The Spotify-model points towards a future with more focus on self-management, interdisciplinarity and innovation. This makes it a highly relevant solution when discussing agility. But what is the Spotify-model really, and why is it a good idea to keep this alternative in mind, while planning to start your agile transformation?
On the surface, words like tribes, squads, chapters and guilds can sound intimidating. But with the Spotify-model you actually create a simple framework with more room for innovation and freedom with responsibility, than you get with similar frameworks such as SAFe. Become familiar with the model and learn how it can strengthen both job satisfaction and business.
What is new about the Spotify-model?

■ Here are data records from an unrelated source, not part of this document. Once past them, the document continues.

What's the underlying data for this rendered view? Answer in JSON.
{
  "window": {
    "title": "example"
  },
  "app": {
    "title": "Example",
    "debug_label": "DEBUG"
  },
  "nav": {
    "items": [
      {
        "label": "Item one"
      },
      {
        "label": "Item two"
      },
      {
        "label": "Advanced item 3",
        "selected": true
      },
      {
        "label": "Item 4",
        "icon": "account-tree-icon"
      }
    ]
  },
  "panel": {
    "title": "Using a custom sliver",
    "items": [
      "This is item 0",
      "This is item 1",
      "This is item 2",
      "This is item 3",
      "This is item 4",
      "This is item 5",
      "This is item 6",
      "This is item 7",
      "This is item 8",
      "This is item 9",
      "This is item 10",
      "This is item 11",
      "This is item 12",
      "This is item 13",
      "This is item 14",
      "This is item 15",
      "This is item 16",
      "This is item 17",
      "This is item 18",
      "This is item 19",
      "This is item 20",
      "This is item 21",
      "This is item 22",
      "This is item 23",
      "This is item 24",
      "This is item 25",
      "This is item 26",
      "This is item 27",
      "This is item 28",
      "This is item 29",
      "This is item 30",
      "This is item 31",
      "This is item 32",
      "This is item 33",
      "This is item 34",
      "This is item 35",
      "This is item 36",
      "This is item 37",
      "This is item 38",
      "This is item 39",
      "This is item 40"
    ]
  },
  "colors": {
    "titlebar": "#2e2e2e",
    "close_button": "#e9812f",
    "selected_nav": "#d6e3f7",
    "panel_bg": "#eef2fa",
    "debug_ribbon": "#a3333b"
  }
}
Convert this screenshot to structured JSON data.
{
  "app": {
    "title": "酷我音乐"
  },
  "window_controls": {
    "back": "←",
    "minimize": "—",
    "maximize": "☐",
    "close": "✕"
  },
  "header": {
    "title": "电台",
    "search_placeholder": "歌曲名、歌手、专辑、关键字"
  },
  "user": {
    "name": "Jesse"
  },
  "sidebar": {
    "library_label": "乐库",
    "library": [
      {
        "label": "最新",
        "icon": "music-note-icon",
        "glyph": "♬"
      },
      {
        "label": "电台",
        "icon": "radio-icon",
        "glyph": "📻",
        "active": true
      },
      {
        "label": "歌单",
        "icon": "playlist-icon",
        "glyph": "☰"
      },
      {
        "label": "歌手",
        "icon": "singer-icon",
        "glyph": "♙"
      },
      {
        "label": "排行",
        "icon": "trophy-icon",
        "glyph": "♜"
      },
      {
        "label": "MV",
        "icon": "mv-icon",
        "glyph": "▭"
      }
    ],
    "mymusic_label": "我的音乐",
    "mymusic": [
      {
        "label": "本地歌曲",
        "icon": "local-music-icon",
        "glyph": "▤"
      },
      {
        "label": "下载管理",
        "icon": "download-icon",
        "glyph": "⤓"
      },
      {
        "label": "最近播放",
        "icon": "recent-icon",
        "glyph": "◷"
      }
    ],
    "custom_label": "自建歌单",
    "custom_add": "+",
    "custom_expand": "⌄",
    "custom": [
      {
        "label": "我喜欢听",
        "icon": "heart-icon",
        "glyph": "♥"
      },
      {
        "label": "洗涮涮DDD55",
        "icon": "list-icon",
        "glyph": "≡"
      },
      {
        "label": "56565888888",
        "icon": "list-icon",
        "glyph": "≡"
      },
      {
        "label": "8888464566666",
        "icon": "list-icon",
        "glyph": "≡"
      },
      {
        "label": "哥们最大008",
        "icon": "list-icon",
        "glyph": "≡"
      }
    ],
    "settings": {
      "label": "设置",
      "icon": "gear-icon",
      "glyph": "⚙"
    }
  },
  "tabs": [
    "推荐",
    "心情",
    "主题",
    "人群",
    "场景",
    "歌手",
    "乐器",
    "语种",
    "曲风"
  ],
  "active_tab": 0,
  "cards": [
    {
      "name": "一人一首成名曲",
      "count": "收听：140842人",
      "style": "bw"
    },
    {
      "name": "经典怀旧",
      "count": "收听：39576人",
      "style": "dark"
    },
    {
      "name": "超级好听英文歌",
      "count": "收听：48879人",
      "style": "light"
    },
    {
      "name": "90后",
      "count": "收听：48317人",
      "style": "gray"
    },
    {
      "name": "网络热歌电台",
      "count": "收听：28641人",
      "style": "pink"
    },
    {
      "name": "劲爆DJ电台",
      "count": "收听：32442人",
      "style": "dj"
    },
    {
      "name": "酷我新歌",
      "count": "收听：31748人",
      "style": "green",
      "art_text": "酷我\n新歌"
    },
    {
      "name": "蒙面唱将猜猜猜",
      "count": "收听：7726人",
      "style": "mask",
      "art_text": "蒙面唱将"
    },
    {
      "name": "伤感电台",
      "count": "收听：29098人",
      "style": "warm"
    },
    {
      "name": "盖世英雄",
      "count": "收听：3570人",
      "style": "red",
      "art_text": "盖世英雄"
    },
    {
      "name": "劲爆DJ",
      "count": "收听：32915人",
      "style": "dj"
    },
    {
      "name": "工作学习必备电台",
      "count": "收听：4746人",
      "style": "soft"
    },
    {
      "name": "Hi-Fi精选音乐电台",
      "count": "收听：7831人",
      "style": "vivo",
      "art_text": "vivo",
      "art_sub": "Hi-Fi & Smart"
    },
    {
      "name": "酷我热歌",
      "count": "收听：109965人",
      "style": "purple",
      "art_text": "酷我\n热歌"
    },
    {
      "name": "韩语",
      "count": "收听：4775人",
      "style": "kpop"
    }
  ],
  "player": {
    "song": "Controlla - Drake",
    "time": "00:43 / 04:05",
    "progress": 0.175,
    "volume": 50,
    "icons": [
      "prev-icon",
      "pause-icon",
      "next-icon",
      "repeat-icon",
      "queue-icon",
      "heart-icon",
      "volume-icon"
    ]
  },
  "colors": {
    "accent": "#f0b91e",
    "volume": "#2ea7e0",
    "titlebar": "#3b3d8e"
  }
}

Maybe you already know that Spotify is a Swedish music service, that since 2008 has delivered a regular subscription with free access to all kinds of music. But the more interesting thing about it, is the culture and the way they work internally at Spotify.
Their model is profoundly person-centered and sets itself apart from the traditional command and control approach by prioritizing autonomy, motivation and fun. At the core of the Spotify-model is a mature understanding of the fact that autonomy is not the opposite of alignment, but that the two are dependent on one another.
The person who knows how to deliver a strong why, also has a higher degree of freedom to allow their employees to take ownership of the solution’s why without extra administration or cost. The mantra goes: tightly aligned, loosely coupled. In plain English, this translates to freedom with responsibility. This makes it a strong method for utilizing the enormous potential of knowledge workers, but also for motivating the simple things and creating space for innovation and idea generation.
It is all about interdisciplinarity
The key to understanding the Spotify-model is first and foremost to think in terms of interdisciplinarity and cross-functional teams. Instead of assigning employees to teams consisting of identical professional competencies, you should put together teams where different disciplines are represented. These combinations are called squads. A squad typically consists of up to 8 people with professional competencies such as developer, QA, UX designer, Subject matter expert etc. The squad decides for themselves, how they should prioritize and solve their tasks, but this is of course within a framework, which is decided according to their mission and the product they need to develop.
The mission is owned by a product owner, working with the rest of the squad and representing the business. The coaching and facilitating for each squad is done by a scrum master or agile coach. A collection of squads is called a tribe. A tribe typically consists of 150 employees, working within the same domain or on the same task, but in different squads with individual missions.
Instead of departments, the different professional competencies are separated into so-called ‘chapters’, run by a chapter lead. A chapter can for example assemble all UX designers across different squads into a tribe. The chapter lead functions as a sort of line-manager across the members’ squads, but they are first and foremost responsible for professional competency and they work in a team themselves, on equal terms with other squad-members. Finally, there are guilds. These function as interest-groups across both squads, chapters and tribes and can be adapted to meet current needs.
Chapters (left) collects different professional competencies across the different squads and tribes. This can for example take the form of a design chapter, which is made up of just designers. But the members of a design-chapter are also divided between different squads (right), where they function as the sole designer of a team which also consists of developers, UX’ers etc.
Decisions have to be made by knowledgeable people
Besides rethinking the make-up of teams, the Spotify-model also presents new product-development methods with the agile approach “working software over comprehensive documentation”. The technique is surprisingly simple but requires self-discipline. It simply involves showcasing your finished work on a regular basis instead of tracking it using the typical “PowerPoint reporting”, where internal value streams risk organizing themselves according to internal hierarchies instead of customer needs. Spotify’s model is thereby an attempt at decentralized management, which attempts to hand over decision-making power to those who have the information, instead of those at top-management level.
When we organize ourselves in this way, information does not need to pass through several hierarchical levels and become obsolete within a report, before it reaches the director. Instead, progress can be tracked as finished work (or working-software, when it comes to IT), which can be published directly to an internal or external customer. The, for many people, intimidating labels like squads and tribes are not just new words for an office or a department, but have specific or technical definitions, which support the information stream on its way to the user, instead of creating organizational silos.
Why is this important?
With the Spotify-model, we are seeing another addition to the trend that breaks with regular work-life and increasingly focuses on motivation, engagement and self-management. For good or bad, the idea of the business’ man is replaced by a proactive and cross-disciplinary employee. And this does not ‘only’ have a positive impact on job satisfaction. It seems, that we have to join trends such as this, if we want to make money in the future.
According to BCG, there is a strong correlation between the heavy, hierarchical structures and the lowered productivity in the West. And this is even in spite of the enormous technological growth we have seen over the last many years. Spotify and other businesses like Netflix, that dare to remove rules and dogmas in order to get more from less, hint at how we can solve this crisis.
If innovation and productivity is to go hand-in-hand in your future business-model, the Spotify-model can therefore be an important tool for your organization.